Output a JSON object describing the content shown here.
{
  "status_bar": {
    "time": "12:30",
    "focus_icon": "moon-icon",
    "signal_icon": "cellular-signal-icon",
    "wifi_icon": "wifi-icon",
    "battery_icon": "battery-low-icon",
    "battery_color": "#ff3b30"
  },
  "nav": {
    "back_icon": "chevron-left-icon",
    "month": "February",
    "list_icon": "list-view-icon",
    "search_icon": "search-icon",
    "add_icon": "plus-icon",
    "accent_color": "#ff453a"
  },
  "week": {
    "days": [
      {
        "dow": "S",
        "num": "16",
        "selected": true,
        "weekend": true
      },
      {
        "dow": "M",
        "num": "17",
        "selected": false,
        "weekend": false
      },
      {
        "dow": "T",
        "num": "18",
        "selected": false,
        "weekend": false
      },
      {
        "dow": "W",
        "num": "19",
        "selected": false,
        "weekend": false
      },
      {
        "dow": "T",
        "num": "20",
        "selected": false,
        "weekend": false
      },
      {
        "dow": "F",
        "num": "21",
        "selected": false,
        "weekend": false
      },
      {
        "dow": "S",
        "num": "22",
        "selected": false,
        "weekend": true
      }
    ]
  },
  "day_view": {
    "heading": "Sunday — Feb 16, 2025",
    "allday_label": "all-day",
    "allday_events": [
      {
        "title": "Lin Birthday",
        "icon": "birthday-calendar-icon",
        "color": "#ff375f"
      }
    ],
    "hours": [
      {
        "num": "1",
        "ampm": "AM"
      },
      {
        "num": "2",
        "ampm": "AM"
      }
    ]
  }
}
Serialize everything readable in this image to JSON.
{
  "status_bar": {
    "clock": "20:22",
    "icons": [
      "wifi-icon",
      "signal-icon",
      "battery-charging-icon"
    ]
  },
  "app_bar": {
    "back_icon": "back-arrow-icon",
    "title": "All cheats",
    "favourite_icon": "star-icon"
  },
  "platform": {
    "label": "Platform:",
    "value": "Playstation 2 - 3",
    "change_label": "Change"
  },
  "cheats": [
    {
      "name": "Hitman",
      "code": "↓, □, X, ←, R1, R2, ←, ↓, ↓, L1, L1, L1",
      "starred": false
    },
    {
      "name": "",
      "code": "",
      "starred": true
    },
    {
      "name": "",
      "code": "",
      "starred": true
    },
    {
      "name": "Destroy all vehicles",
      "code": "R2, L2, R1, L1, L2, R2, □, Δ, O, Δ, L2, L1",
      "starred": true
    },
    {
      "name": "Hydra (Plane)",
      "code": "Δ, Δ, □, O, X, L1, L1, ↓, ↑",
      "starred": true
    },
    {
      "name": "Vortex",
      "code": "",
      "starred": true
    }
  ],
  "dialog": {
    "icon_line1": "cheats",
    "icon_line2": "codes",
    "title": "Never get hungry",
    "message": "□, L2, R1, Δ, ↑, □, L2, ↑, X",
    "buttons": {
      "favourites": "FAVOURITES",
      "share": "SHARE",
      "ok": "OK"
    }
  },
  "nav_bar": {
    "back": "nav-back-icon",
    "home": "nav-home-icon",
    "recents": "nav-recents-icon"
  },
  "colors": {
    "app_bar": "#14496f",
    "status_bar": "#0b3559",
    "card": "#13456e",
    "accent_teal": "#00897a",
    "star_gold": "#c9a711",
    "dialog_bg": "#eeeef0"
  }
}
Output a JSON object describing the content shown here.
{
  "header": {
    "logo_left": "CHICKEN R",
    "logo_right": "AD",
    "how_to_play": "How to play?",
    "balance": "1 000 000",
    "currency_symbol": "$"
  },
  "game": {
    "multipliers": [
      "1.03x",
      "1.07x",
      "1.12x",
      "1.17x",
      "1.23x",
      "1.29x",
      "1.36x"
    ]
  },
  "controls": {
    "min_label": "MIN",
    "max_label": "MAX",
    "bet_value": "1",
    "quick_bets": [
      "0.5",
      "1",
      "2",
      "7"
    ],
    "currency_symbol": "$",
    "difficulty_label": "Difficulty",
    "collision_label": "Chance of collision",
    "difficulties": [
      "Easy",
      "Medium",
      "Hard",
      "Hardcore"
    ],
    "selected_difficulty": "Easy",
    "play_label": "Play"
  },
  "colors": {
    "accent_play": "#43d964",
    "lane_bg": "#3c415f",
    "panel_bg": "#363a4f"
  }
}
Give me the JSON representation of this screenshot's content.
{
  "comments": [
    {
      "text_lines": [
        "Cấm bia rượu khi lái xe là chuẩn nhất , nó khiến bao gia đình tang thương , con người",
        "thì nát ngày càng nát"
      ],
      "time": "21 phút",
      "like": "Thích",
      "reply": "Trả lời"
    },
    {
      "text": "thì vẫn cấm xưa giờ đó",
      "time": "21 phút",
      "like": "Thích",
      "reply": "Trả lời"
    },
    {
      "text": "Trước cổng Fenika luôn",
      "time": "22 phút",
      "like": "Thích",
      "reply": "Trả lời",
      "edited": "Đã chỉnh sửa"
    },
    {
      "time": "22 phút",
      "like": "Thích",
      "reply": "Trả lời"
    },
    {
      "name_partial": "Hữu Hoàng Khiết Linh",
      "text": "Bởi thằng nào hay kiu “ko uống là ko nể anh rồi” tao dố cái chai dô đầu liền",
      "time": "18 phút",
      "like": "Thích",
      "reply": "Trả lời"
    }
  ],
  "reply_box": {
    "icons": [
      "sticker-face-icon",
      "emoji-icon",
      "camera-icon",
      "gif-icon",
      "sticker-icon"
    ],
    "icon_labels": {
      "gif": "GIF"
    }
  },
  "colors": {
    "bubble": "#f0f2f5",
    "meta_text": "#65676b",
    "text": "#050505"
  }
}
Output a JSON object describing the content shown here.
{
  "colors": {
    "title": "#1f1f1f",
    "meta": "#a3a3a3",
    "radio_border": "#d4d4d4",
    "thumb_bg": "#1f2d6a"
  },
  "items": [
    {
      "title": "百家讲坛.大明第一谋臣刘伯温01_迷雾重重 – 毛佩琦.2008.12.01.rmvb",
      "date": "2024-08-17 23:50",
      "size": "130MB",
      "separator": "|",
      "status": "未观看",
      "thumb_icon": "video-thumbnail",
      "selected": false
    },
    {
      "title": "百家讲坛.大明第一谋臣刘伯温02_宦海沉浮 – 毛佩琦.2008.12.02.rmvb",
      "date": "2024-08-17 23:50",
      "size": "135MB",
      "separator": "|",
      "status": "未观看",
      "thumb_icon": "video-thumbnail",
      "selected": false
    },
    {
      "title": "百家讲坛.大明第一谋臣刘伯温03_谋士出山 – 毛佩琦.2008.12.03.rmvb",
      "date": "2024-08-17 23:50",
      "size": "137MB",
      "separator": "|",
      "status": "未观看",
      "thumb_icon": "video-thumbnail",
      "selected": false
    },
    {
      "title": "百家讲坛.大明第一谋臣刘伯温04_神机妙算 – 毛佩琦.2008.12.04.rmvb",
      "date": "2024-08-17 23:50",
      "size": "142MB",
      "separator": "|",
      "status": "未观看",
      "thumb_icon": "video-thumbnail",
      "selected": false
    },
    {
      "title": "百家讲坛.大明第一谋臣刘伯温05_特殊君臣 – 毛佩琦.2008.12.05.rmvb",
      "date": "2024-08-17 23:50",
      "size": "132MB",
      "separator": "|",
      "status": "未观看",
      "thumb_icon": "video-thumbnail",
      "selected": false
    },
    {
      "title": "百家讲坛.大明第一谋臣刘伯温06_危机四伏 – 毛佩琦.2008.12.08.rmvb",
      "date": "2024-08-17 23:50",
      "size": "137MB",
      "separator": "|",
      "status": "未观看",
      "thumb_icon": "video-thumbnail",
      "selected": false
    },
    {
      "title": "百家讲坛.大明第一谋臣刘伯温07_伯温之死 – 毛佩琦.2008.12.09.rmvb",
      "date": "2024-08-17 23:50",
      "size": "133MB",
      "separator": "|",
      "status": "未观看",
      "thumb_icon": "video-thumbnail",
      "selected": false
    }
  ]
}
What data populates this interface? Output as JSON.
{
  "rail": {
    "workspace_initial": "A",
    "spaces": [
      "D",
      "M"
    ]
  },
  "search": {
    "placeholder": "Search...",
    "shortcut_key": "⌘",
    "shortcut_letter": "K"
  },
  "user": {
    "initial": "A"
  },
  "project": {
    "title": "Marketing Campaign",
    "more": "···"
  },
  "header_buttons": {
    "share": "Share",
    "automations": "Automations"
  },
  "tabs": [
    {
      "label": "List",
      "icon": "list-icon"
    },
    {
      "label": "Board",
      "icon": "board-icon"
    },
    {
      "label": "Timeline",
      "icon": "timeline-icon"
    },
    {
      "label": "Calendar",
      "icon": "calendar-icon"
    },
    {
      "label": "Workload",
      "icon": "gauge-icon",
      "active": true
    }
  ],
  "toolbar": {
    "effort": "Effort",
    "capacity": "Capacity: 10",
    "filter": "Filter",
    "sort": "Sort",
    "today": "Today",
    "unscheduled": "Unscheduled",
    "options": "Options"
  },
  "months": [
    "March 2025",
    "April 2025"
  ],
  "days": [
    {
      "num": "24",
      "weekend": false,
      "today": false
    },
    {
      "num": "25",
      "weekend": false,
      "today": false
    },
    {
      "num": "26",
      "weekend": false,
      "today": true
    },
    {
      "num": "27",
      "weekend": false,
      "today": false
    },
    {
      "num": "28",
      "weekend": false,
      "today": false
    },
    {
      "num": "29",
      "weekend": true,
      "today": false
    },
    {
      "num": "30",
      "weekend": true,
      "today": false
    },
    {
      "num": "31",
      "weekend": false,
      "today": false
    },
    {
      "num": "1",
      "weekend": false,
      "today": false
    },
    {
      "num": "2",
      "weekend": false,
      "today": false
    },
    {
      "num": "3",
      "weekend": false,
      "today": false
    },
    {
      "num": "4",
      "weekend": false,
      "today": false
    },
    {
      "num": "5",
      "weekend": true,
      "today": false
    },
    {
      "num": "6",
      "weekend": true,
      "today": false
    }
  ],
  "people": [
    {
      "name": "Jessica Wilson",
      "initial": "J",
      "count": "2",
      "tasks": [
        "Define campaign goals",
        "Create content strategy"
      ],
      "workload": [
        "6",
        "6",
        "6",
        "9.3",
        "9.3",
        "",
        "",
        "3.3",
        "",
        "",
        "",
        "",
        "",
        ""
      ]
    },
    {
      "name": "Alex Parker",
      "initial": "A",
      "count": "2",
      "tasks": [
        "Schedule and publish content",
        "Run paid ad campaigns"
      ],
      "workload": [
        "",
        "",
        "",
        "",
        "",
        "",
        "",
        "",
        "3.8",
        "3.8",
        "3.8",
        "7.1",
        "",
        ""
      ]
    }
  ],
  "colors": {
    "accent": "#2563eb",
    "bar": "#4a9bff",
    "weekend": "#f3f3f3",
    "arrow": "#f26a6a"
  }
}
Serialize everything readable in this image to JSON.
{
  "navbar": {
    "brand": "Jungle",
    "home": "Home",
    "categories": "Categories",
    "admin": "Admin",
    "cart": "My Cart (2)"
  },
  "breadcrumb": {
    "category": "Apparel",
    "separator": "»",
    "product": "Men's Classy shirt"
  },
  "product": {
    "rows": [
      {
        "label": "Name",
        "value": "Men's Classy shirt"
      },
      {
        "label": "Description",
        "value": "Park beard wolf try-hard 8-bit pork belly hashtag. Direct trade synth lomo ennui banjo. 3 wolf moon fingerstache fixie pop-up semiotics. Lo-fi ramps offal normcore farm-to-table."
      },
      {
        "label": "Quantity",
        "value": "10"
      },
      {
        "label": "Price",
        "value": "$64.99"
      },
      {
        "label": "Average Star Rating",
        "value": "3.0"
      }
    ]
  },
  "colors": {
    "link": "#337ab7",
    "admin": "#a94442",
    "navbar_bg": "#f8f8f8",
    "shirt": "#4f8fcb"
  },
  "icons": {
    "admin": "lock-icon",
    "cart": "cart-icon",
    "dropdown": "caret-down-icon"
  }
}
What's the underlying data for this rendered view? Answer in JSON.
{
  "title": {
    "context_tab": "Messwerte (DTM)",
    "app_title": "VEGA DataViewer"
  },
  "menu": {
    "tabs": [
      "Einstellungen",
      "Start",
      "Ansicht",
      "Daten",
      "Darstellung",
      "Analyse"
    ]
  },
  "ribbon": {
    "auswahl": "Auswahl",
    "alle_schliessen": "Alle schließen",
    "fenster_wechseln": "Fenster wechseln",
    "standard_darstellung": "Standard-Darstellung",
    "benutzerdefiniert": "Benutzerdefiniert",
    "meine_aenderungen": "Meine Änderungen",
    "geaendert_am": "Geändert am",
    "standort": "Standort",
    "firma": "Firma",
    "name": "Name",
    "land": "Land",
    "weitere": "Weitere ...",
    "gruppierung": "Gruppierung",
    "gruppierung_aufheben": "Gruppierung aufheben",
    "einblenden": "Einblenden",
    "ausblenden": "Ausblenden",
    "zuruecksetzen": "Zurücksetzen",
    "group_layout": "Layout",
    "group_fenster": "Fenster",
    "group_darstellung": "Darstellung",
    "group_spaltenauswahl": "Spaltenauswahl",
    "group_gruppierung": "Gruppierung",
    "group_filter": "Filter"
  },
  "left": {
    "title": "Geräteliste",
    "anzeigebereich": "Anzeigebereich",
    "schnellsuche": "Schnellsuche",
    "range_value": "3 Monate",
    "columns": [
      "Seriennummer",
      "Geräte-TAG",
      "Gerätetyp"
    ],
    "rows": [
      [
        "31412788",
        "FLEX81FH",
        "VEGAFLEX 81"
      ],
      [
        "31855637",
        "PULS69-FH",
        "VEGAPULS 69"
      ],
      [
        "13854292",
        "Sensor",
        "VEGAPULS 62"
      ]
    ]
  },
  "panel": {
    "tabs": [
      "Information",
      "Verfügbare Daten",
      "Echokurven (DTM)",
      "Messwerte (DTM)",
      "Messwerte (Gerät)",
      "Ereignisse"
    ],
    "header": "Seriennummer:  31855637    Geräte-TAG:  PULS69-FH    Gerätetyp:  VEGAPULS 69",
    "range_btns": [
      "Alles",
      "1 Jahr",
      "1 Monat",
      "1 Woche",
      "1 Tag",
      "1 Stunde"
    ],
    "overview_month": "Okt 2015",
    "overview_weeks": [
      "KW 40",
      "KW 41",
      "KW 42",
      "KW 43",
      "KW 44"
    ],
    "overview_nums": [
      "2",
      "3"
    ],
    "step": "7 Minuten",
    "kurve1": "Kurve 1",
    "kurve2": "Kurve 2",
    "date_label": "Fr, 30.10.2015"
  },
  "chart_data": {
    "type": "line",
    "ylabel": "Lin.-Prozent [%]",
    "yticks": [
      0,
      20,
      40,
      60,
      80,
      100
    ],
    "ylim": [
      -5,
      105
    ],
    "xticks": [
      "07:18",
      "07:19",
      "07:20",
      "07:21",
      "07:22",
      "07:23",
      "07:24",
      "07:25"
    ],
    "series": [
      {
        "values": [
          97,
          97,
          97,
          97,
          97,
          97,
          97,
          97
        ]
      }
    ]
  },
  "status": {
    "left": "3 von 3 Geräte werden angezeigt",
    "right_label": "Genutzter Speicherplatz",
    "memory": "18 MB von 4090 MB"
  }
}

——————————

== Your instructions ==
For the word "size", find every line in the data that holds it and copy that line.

== Expected answer ==
      "size": "130MB",
      "size": "135MB",
      "size": "137MB",
      "size": "142MB",
      "size": "132MB",
      "size": "137MB",
      "size": "133MB",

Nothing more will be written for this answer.